One Megabyte = .000,976,6 Gigabytes
How to write numbers and their digits universally
A - Current official rules leave some choices
NIST, Wikipedia and other authorities (official or not) apparently concur to recommend or impose to group the digits by 3 starting from the (single) "decimal separator", the groups of 3 digits being separated with "thousand separators", with dropping that (then unique) thousand separator when the number of digits left or right from the decimal separator is 4.
The choice of the particular DEC and THND separators is left to actual popular use, which depends on the language.
For a long time that actual popular choice for DEC and THND separators was "DOT and COMA" in English (US, UK, etc), and the reverse ("COMA and DOT") in French:
- The speed of light in a vacuum is 299,792.46 kilometers per second
- La vitesse de la lumière dans le vide est 299.792,46 kilomètres par
In the recent decades that has changed in French, and even in English, to "DOT and SPACE" (the fictive example below is built after Wikipedia Speed of light and Vitesse de la lumière):
- The speed of light in a vacuum is 299 792.46 kilometers per second
- La vitesse de la lumière dans le vide est 299 792,46 kilomètres par seconde
B - Applying those rules and choices
B1. The old rules ("DOT and COMA" and "COMA and DOT") had the bad effect of ambiguity when reading in another language. The new tacit rule (THND represented with an NBSP) succeeds in removing that ambiguity with minimum hurt to national habits, yet introduces a side hurt to the accuracy or reliability of the writing: the NBSP inevitably gets too often replaced with a visually indistinguishable ordinary space, making the number line-broken hence too often wrongly read, no matter the reader being an human or a program.
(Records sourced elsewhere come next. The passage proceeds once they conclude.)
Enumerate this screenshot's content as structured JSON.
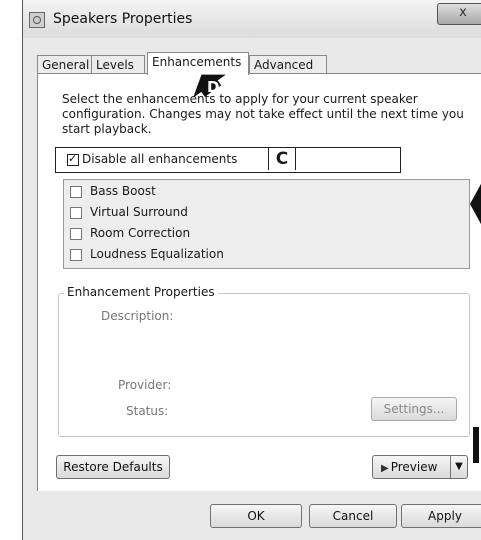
{
  "window": {
    "title": "Speakers Properties",
    "close_glyph": "x"
  },
  "tabs": [
    {
      "label": "General",
      "active": false
    },
    {
      "label": "Levels",
      "active": false
    },
    {
      "label": "Enhancements",
      "active": true
    },
    {
      "label": "Advanced",
      "active": false
    }
  ],
  "enhancements_tab": {
    "intro": "Select the enhancements to apply for your current speaker configuration. Changes may not take effect until the next time you start playback.",
    "disable_all": {
      "label": "Disable all enhancements",
      "checked": true
    },
    "items": [
      {
        "label": "Bass Boost",
        "checked": false
      },
      {
        "label": "Virtual Surround",
        "checked": false
      },
      {
        "label": "Room Correction",
        "checked": false
      },
      {
        "label": "Loudness Equalization",
        "checked": false
      }
    ],
    "properties": {
      "legend": "Enhancement Properties",
      "description_label": "Description:",
      "provider_label": "Provider:",
      "status_label": "Status:",
      "settings_button": "Settings..."
    },
    "restore_defaults": "Restore Defaults",
    "preview_button": "Preview"
  },
  "footer": {
    "ok": "OK",
    "cancel": "Cancel",
    "apply": "Apply"
  },
  "annotations": {
    "label_c": "C",
    "label_d": "D"
  },
  "icons": {
    "window_icon": "speaker-properties-icon",
    "preview": "play-triangle-icon",
    "preview_menu": "chevron-down-icon"
  }
}
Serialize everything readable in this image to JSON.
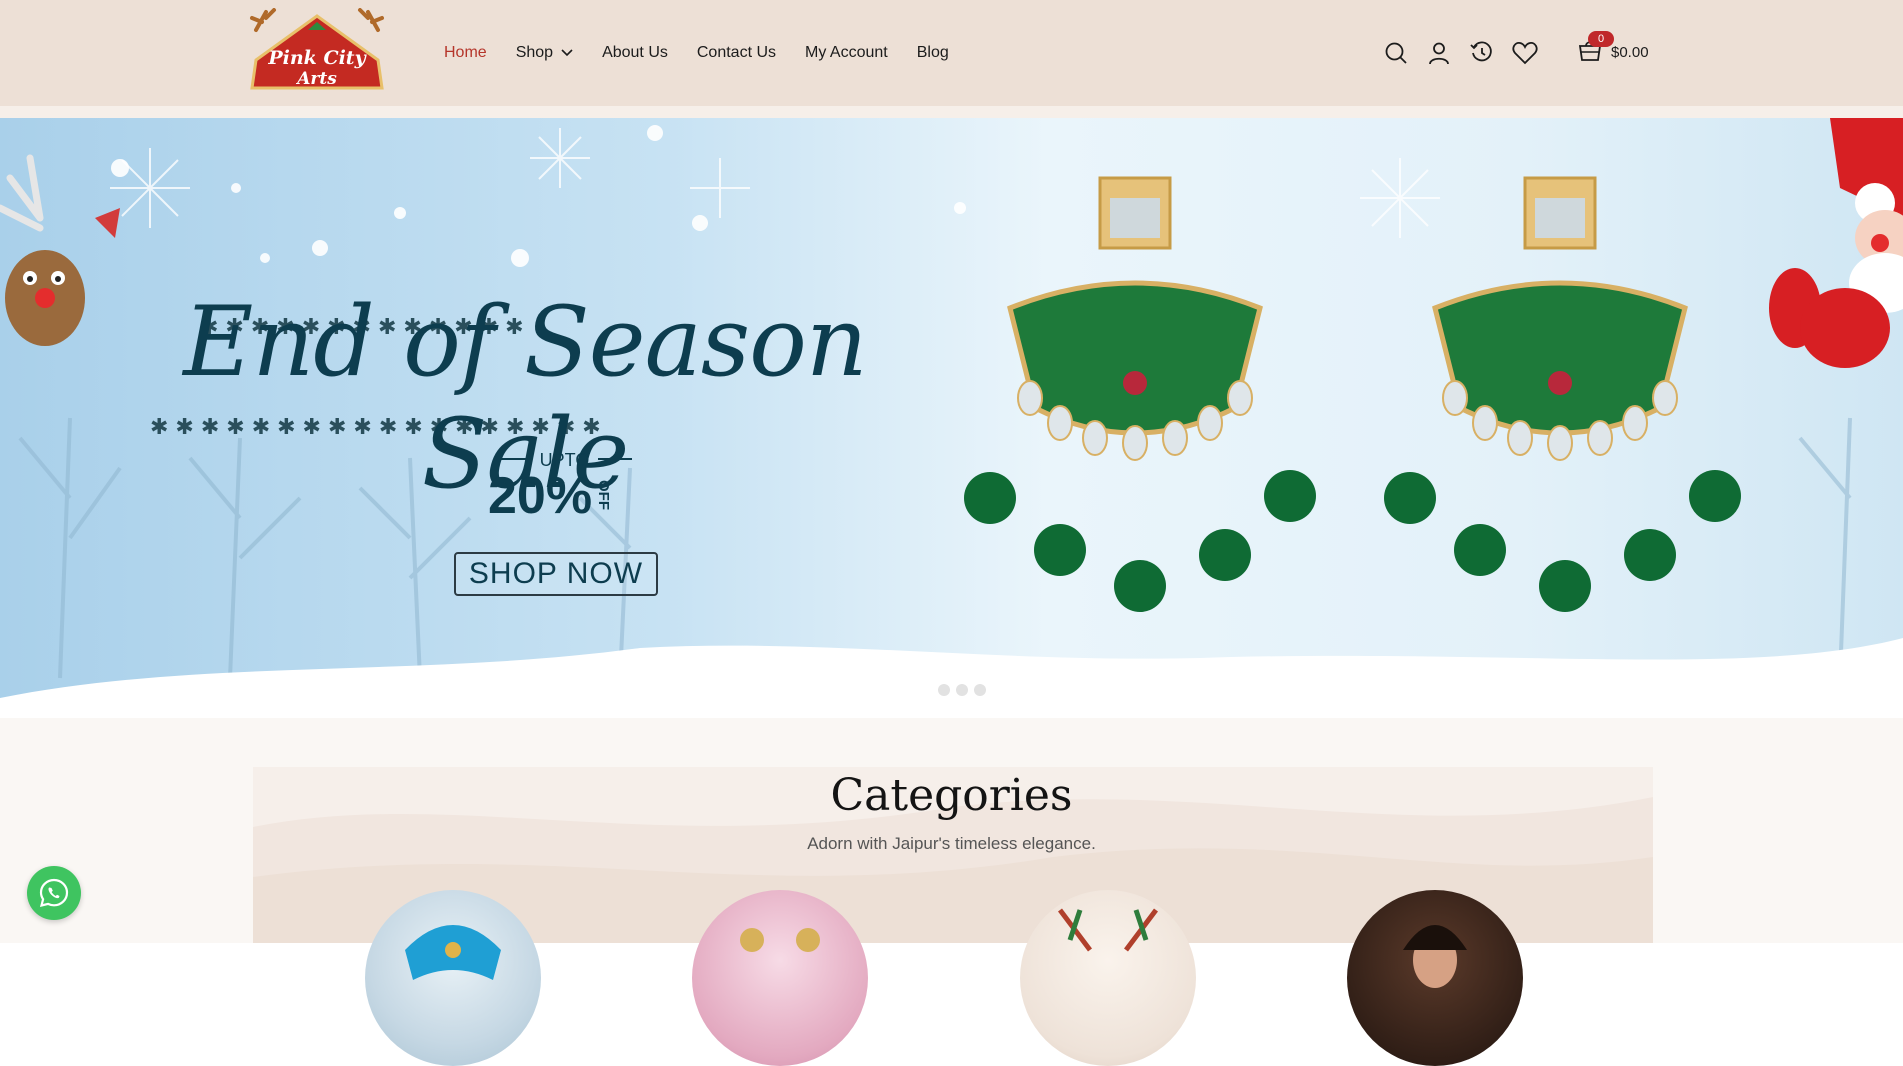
{
  "brand": {
    "logo_line1": "Pink City",
    "logo_line2": "Arts"
  },
  "nav": {
    "items": [
      {
        "label": "Home",
        "active": true
      },
      {
        "label": "Shop",
        "has_dropdown": true
      },
      {
        "label": "About Us"
      },
      {
        "label": "Contact Us"
      },
      {
        "label": "My Account"
      },
      {
        "label": "Blog"
      }
    ]
  },
  "header_icons": [
    "search-icon",
    "user-icon",
    "history-icon",
    "heart-icon"
  ],
  "cart": {
    "count": "0",
    "total": "$0.00"
  },
  "hero": {
    "title": "End of Season Sale",
    "upto": "UPTO",
    "discount": "20%",
    "discount_suffix": "OFF",
    "cta": "SHOP NOW",
    "slides": 3
  },
  "categories": {
    "title": "Categories",
    "subtitle": "Adorn with Jaipur's timeless elegance."
  },
  "colors": {
    "header_bg": "#ede0d6",
    "active_nav": "#b5352a",
    "hero_text": "#0d3d4f",
    "whatsapp": "#3fc460"
  }
}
B2. English, French and other languages, aside from all their contradictions, at least concur, in ordinary literal writing, on using DOT to separate sentences and COMA to separate sub-sentences; so in a phrase (or sentence) you can have several comas, but ONE dot. Unifying that principle to numbers, and trying to make it as simple, clear, universal, as possible, leads logically and naturally to represent DEC with DOT and THND with COMA; so in this case (oppositely to Unit Systems), IMO the French (and others) should have simply switched to the English way: ONE DOT at the end of the phrase (or number), SEVERAL COMAS between sub-phrases (or 3-digit groups).
B3. The above should apply IMO same way before and after the DEC (decimal separator)
B4. When there are no digit before the DEC, official rules recommend or impose to put a leading zero. I would oppositely drop it, or at least make it optional; for instance in a long vertical column, the visual length of the numbers would remain, one more digit to the right, a correct representation of the order of magnitude of the involved number; accessorily the one-char saving is sometimes useful (e.g. in some large tables).
B5. Finally the choices I would recommend, as compliant as possible to official rules, simple to write, easy to read and friendly to anyone on the planet, looks as shown in this example:
- One Megabyte = .000,000,953,674,316,406,2 Terabytes = .000,976,562,5 Gigabytes = 1 Megabyte = 1024 Kilobytes = 1,048,576.00 Bytes
Versailles, Thu 27 Feb 2014 22:28:20 +0100, edited (formatting) 22:42:40